> [WORK TO COMPLETE]: Copy every line of the data exactly, leaving nothing out.

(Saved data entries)

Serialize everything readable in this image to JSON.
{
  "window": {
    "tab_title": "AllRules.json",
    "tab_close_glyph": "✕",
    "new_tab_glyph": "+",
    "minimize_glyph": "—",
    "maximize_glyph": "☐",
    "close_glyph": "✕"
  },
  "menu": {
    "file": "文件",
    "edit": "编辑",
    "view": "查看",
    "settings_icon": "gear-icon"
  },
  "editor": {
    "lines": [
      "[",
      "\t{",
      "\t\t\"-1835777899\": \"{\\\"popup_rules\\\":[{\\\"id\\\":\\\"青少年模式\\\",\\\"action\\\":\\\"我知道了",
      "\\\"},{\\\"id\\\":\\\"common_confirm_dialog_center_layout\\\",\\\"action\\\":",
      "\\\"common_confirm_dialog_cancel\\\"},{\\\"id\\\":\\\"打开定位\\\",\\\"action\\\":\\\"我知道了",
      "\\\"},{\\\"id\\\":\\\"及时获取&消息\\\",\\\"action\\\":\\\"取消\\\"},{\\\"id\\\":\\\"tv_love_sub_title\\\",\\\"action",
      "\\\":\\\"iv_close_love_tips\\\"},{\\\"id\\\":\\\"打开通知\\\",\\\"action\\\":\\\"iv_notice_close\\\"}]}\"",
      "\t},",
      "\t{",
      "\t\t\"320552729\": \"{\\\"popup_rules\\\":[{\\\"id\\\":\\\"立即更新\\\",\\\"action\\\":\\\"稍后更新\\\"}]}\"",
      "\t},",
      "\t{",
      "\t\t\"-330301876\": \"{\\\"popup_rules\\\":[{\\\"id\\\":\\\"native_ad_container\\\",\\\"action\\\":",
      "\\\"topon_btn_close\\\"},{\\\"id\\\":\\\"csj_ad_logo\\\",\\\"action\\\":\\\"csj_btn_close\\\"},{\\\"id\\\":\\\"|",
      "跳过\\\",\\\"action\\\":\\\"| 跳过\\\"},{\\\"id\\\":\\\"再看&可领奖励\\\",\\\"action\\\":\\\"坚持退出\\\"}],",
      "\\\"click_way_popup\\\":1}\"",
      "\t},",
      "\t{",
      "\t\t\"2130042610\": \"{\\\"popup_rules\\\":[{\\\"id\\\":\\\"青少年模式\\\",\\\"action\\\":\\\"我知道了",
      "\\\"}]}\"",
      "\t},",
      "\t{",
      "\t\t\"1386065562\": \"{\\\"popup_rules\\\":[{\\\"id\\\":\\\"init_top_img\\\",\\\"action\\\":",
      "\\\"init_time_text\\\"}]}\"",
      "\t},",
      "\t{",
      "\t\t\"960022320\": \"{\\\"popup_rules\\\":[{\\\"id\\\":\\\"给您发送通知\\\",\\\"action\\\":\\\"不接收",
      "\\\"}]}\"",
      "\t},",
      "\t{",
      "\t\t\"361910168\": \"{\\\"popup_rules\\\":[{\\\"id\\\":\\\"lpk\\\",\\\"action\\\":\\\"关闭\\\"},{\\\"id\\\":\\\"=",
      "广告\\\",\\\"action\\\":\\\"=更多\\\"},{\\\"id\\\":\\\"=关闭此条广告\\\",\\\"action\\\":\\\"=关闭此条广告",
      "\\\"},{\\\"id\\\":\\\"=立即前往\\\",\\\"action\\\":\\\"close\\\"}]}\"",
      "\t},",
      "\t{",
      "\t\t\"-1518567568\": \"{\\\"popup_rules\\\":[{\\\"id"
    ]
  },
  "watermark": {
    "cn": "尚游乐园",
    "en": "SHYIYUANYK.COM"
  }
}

> [COMPLETED TASK]:
Serialize everything readable in this image to JSON.
{
  "window": {
    "tab_title": "AllRules.json",
    "tab_close_glyph": "✕",
    "new_tab_glyph": "+",
    "minimize_glyph": "—",
    "maximize_glyph": "☐",
    "close_glyph": "✕"
  },
  "menu": {
    "file": "文件",
    "edit": "编辑",
    "view": "查看",
    "settings_icon": "gear-icon"
  },
  "editor": {
    "lines": [
      "[",
      "\t{",
      "\t\t\"-1835777899\": \"{\\\"popup_rules\\\":[{\\\"id\\\":\\\"青少年模式\\\",\\\"action\\\":\\\"我知道了",
      "\\\"},{\\\"id\\\":\\\"common_confirm_dialog_center_layout\\\",\\\"action\\\":",
      "\\\"common_confirm_dialog_cancel\\\"},{\\\"id\\\":\\\"打开定位\\\",\\\"action\\\":\\\"我知道了",
      "\\\"},{\\\"id\\\":\\\"及时获取&消息\\\",\\\"action\\\":\\\"取消\\\"},{\\\"id\\\":\\\"tv_love_sub_title\\\",\\\"action",
      "\\\":\\\"iv_close_love_tips\\\"},{\\\"id\\\":\\\"打开通知\\\",\\\"action\\\":\\\"iv_notice_close\\\"}]}\"",
      "\t},",
      "\t{",
      "\t\t\"320552729\": \"{\\\"popup_rules\\\":[{\\\"id\\\":\\\"立即更新\\\",\\\"action\\\":\\\"稍后更新\\\"}]}\"",
      "\t},",
      "\t{",
      "\t\t\"-330301876\": \"{\\\"popup_rules\\\":[{\\\"id\\\":\\\"native_ad_container\\\",\\\"action\\\":",
      "\\\"topon_btn_close\\\"},{\\\"id\\\":\\\"csj_ad_logo\\\",\\\"action\\\":\\\"csj_btn_close\\\"},{\\\"id\\\":\\\"|",
      "跳过\\\",\\\"action\\\":\\\"| 跳过\\\"},{\\\"id\\\":\\\"再看&可领奖励\\\",\\\"action\\\":\\\"坚持退出\\\"}],",
      "\\\"click_way_popup\\\":1}\"",
      "\t},",
      "\t{",
      "\t\t\"2130042610\": \"{\\\"popup_rules\\\":[{\\\"id\\\":\\\"青少年模式\\\",\\\"action\\\":\\\"我知道了",
      "\\\"}]}\"",
      "\t},",
      "\t{",
      "\t\t\"1386065562\": \"{\\\"popup_rules\\\":[{\\\"id\\\":\\\"init_top_img\\\",\\\"action\\\":",
      "\\\"init_time_text\\\"}]}\"",
      "\t},",
      "\t{",
      "\t\t\"960022320\": \"{\\\"popup_rules\\\":[{\\\"id\\\":\\\"给您发送通知\\\",\\\"action\\\":\\\"不接收",
      "\\\"}]}\"",
      "\t},",
      "\t{",
      "\t\t\"361910168\": \"{\\\"popup_rules\\\":[{\\\"id\\\":\\\"lpk\\\",\\\"action\\\":\\\"关闭\\\"},{\\\"id\\\":\\\"=",
      "广告\\\",\\\"action\\\":\\\"=更多\\\"},{\\\"id\\\":\\\"=关闭此条广告\\\",\\\"action\\\":\\\"=关闭此条广告",
      "\\\"},{\\\"id\\\":\\\"=立即前往\\\",\\\"action\\\":\\\"close\\\"}]}\"",
      "\t},",
      "\t{",
      "\t\t\"-1518567568\": \"{\\\"popup_rules\\\":[{\\\"id"
    ]
  },
  "watermark": {
    "cn": "尚游乐园",
    "en": "SHYIYUANYK.COM"
  }
}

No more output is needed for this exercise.